(Exercise): Copy every entry below exactly as it appears, leaving out the images.

(Data records):
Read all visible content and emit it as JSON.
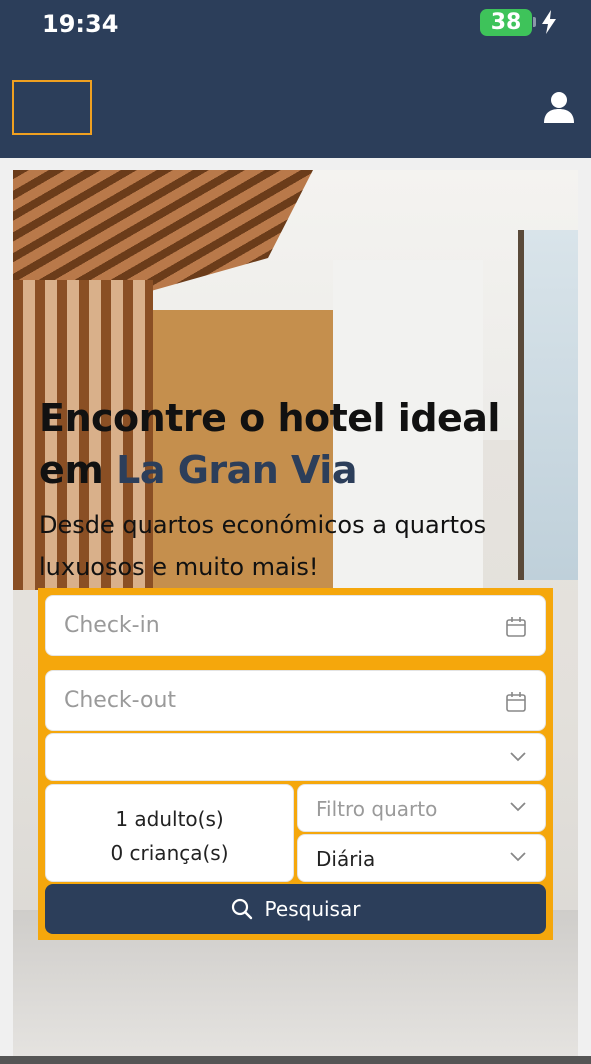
{
  "status_bar": {
    "time": "19:34",
    "battery": "38"
  },
  "header": {
    "logo": "",
    "user_icon": "user-icon"
  },
  "hero": {
    "title_line1": "Encontre o hotel ideal",
    "title_line2_prefix": "em ",
    "title_highlight": "La Gran Via",
    "subtitle": "Desde quartos económicos a quartos luxuosos e muito mais!"
  },
  "search": {
    "checkin_placeholder": "Check-in",
    "checkout_placeholder": "Check-out",
    "hotel_select_value": "",
    "guests_adults": "1 adulto(s)",
    "guests_children": "0 criança(s)",
    "room_filter_placeholder": "Filtro quarto",
    "rate_type_value": "Diária",
    "search_button_label": "Pesquisar"
  },
  "colors": {
    "header_bg": "#2c3e5a",
    "accent": "#f5a70c",
    "highlight": "#2c3e5a",
    "battery": "#3ec35a"
  }
}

(Your response):
Read all visible content and emit it as JSON.
{
  "status_bar": {
    "time": "19:34",
    "battery": "38"
  },
  "header": {
    "logo": "",
    "user_icon": "user-icon"
  },
  "hero": {
    "title_line1": "Encontre o hotel ideal",
    "title_line2_prefix": "em ",
    "title_highlight": "La Gran Via",
    "subtitle": "Desde quartos económicos a quartos luxuosos e muito mais!"
  },
  "search": {
    "checkin_placeholder": "Check-in",
    "checkout_placeholder": "Check-out",
    "hotel_select_value": "",
    "guests_adults": "1 adulto(s)",
    "guests_children": "0 criança(s)",
    "room_filter_placeholder": "Filtro quarto",
    "rate_type_value": "Diária",
    "search_button_label": "Pesquisar"
  },
  "colors": {
    "header_bg": "#2c3e5a",
    "accent": "#f5a70c",
    "highlight": "#2c3e5a",
    "battery": "#3ec35a"
  }
}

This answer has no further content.